The most successful businesses keep the conversation going and shine the light on their content by employing several techniques.

Know Your Audience
Your audience makes your content thrive. Therefore, it’s critical that you understand who you’re trying to reach. Who are they? What do/don’t they like? Where do they hang out? Why should they care? How do they like to interact with you? A lot of that information can be gleaned from monitoring what worked and didn’t work previously for both you and your competitors, but it also helps to do some reconnaissance. Fortunately, there are a number of ways to learn about your audience. Two of our favorites include:
  • Ask. Never underestimate how much someone is willing to share what they think of you.
  • Be a lurker. Listen to what people say in online groups and communities, social media, and blogs.
You can use this information, to tailor your launches, promotions, and content towards what will resonate with your audience. People are drawn to content that helps, educates, or informs them. They’re drawn to content that provokes thought. They’re drawn to content that makes them laugh. And if they’re drawn to it, they’ll promote it.
Stoke the Fires

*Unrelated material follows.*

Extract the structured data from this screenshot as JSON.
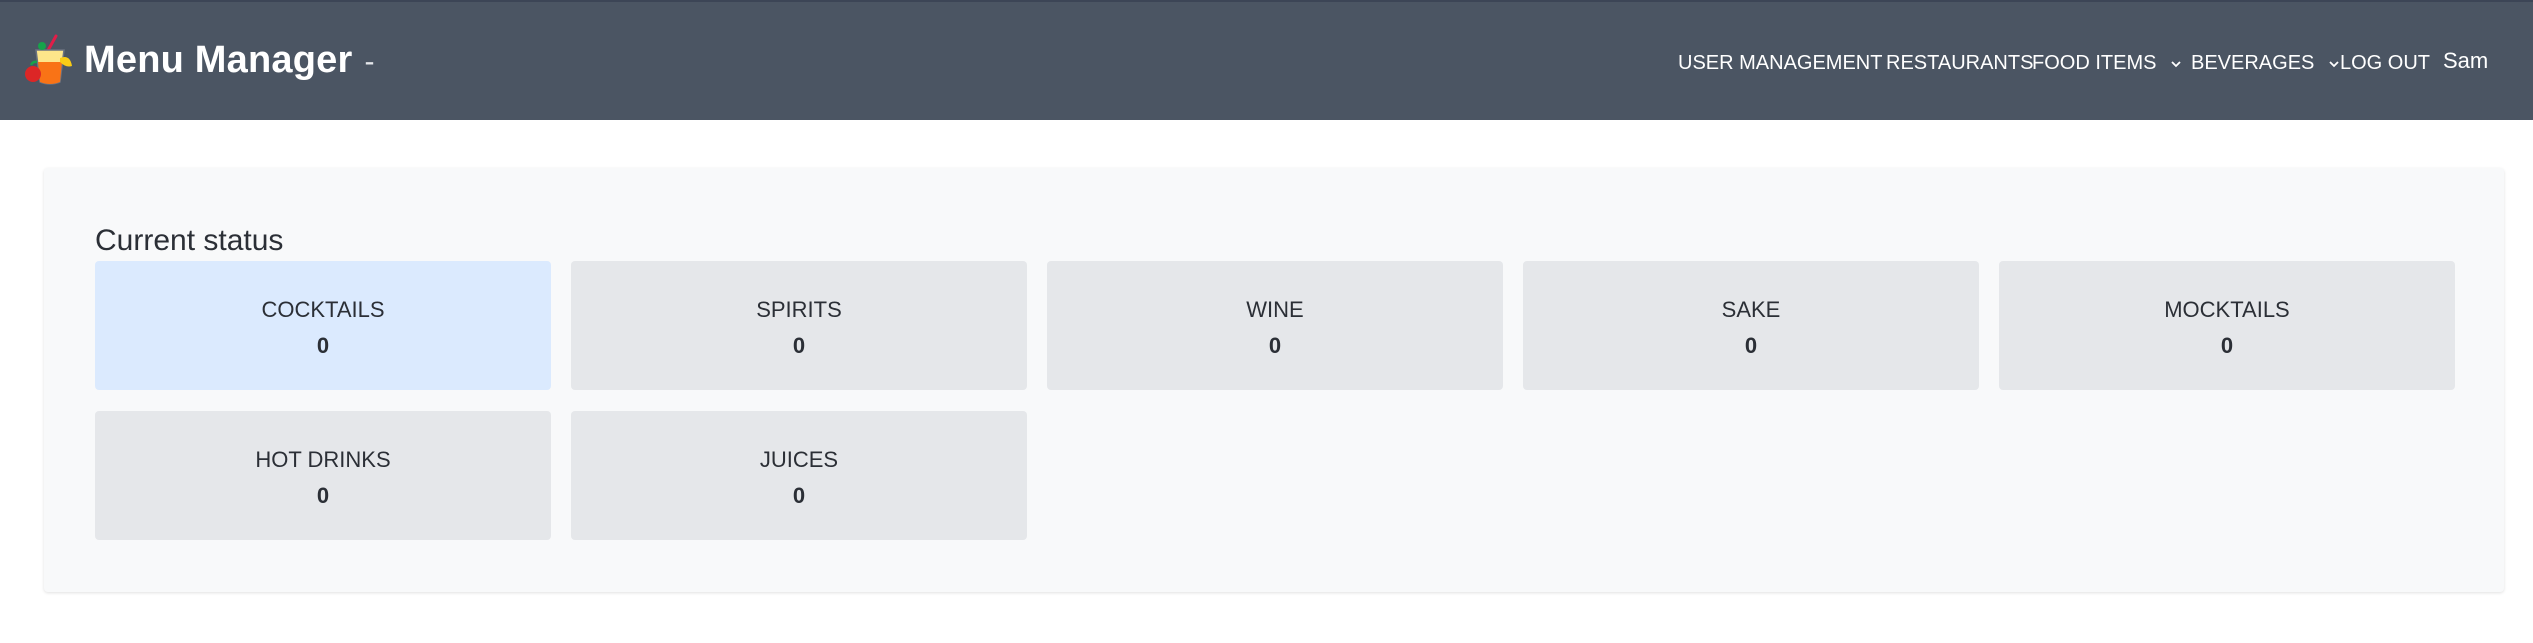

While creating content that grabs your audience is key, building a community that has your audience regularly consuming and sharing your content is a must.
Here are some ways to do that:

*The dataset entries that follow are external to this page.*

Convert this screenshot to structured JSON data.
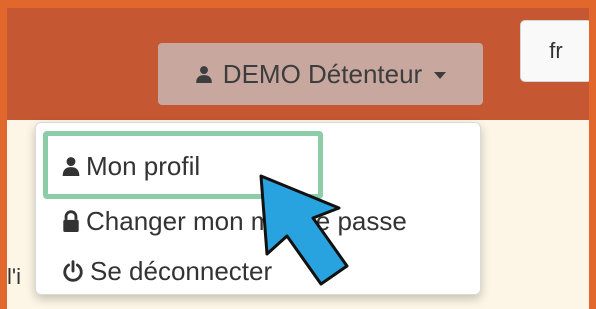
{
  "header": {
    "user_menu_label": "DEMO Détenteur",
    "language_label": "fr"
  },
  "background_text": "l'i",
  "dropdown": {
    "items": [
      {
        "label": "Mon profil",
        "icon": "user-icon"
      },
      {
        "label": "Changer mon mot de passe",
        "icon": "lock-icon"
      },
      {
        "label": "Se déconnecter",
        "icon": "power-icon"
      }
    ]
  },
  "annotation": {
    "highlight_color": "#8ccda7",
    "pointer_color": "#29a3e0"
  },
  "colors": {
    "outer_border": "#e2672c",
    "topbar": "#c55733",
    "user_button": "#c8a79f",
    "page_background": "#fdf6e6"
  }
}
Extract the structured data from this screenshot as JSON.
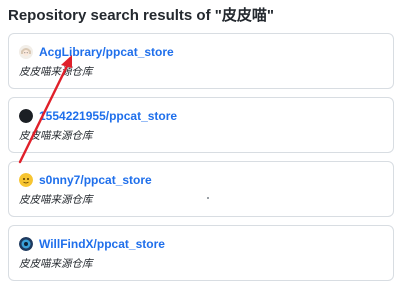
{
  "page": {
    "title": "Repository search results of \"皮皮喵\""
  },
  "results": [
    {
      "name": "AcgLibrary/ppcat_store",
      "description": "皮皮喵来源仓库",
      "avatar_icon": "anime-girl-avatar-icon"
    },
    {
      "name": "1554221955/ppcat_store",
      "description": "皮皮喵来源仓库",
      "avatar_icon": "crescent-moon-avatar-icon"
    },
    {
      "name": "s0nny7/ppcat_store",
      "description": "皮皮喵来源仓库",
      "avatar_icon": "yellow-emoji-avatar-icon"
    },
    {
      "name": "WillFindX/ppcat_store",
      "description": "皮皮喵来源仓库",
      "avatar_icon": "blue-circle-avatar-icon"
    }
  ],
  "colors": {
    "link": "#1f6feb",
    "arrow": "#e0202a",
    "border": "#d8dde2"
  }
}
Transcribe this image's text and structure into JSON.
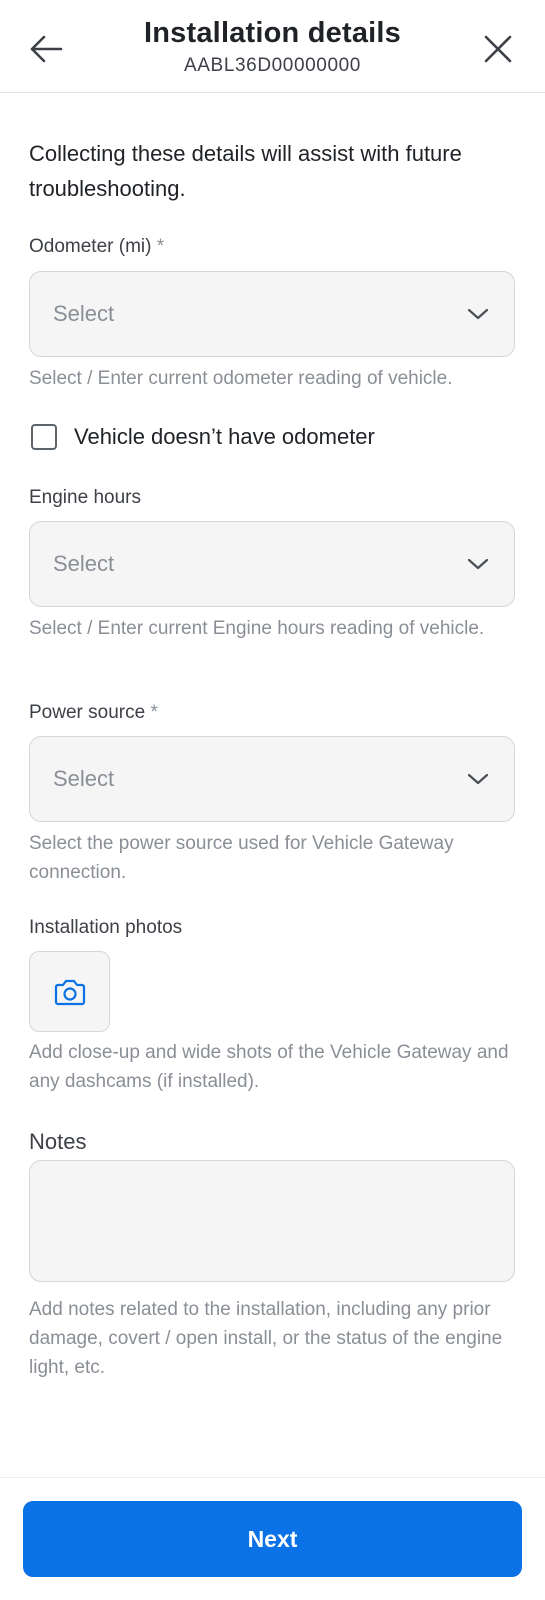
{
  "header": {
    "title": "Installation details",
    "subtitle": "AABL36D00000000",
    "back_icon": "arrow-left-icon",
    "close_icon": "close-icon"
  },
  "intro": "Collecting these details will assist with future troubleshooting.",
  "odometer": {
    "label": "Odometer (mi)",
    "required_mark": "*",
    "placeholder": "Select",
    "helper": "Select / Enter current odometer reading of vehicle."
  },
  "no_odometer": {
    "label": "Vehicle doesn’t have odometer",
    "checked": false
  },
  "engine_hours": {
    "label": "Engine hours",
    "placeholder": "Select",
    "helper": "Select / Enter current Engine hours reading of vehicle."
  },
  "power_source": {
    "label": "Power source",
    "required_mark": "*",
    "placeholder": "Select",
    "helper": "Select the power source used for Vehicle Gateway connection."
  },
  "photos": {
    "label": "Installation photos",
    "icon": "camera-icon",
    "helper": "Add close-up and wide shots of the Vehicle Gateway and any dashcams (if installed)."
  },
  "notes": {
    "label": "Notes",
    "value": "",
    "helper": "Add notes related to the installation, including any prior damage, covert / open install, or the status of the engine light, etc."
  },
  "footer": {
    "next_label": "Next"
  },
  "colors": {
    "accent": "#0a71e6",
    "field_bg": "#f5f5f6",
    "field_border": "#d3d6da",
    "helper_text": "#8a8f96"
  }
}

  • Get social. Social media, whether it’s Twitter, Facebook, LinkedIn, Instagram, Snapchat, etc., allows you to build relationships with your various audiences and generate ongoing interest in the content that you share long after it’s first published.
  • Be creative. Test drive new activities vs. doing the same old thing day in and day out. Try new practices before they’re part of the status quo. Whether it’s using BeLive to bring speakers from different locations to your Facebook page for a live chat or collaborating with a partner company on a first-ever event to showcase your combined products, open your mind to new ways of doing things. Two of our clients took the leap with these examples and increased awareness and engagement with their audiences.
  • Offer incentives. You can keep that interest alive with ongoing incentives that appeal to your target audience while also arousing the interest of new users.
Track Your Success
You can’t manage what you don’t measure. So, setting goals and tracking metrics before, during, and after a content campaign allows you to see what’s working and what isn’t—and then adjust as necessary. But how do you determine your goals and what constitutes success? We could write an entire blog post (or two or three…) on that topic, but here are a few tips:
  • Be specific. If it’s not specific, it’s not measurable. When assessing whether the criteria was met, you should be able to answer yes or no.
  • Make it measurable. How will you measure success? What data will you collect? Which tools will you use?
  • Tie it to a business goal.
  • Keep an eye on your competitors’ successes and failures.
Content promotion differs from company to company based on culture, voice, and corporate guidelines, but what remains constant is a focus on the audience, a commitment to building community, and measurable goals that align with the project. With these elements in place, you’ll have no problem successfully promoting your products and content.
Avery Horzewski helps Aventi clients develop and execute marketing and customer communication strategies. Her projects run the gamut of communication vehicles, from print to Web to social across a wide range of industries. She also regularly speaks about and offers training on social media, and she was a social media program advisor and instructor at San Francisco State’s College of Extended learning, where she taught “Social Media in the Real World” and “Creating Effective Social Media Campaigns.” Contact us today for an introduction.
Morissa Schwartz is the Aventi Marketing Manager. She is a doctoral candidate in literature at Drew University and holds a Masters in communication; she uses this education and her marketing experience to allow for seamless communication throughout Aventi Group. Be sure to stay up to date on our social media and blogs for more tips and helpful resources curated by Morissa and the team.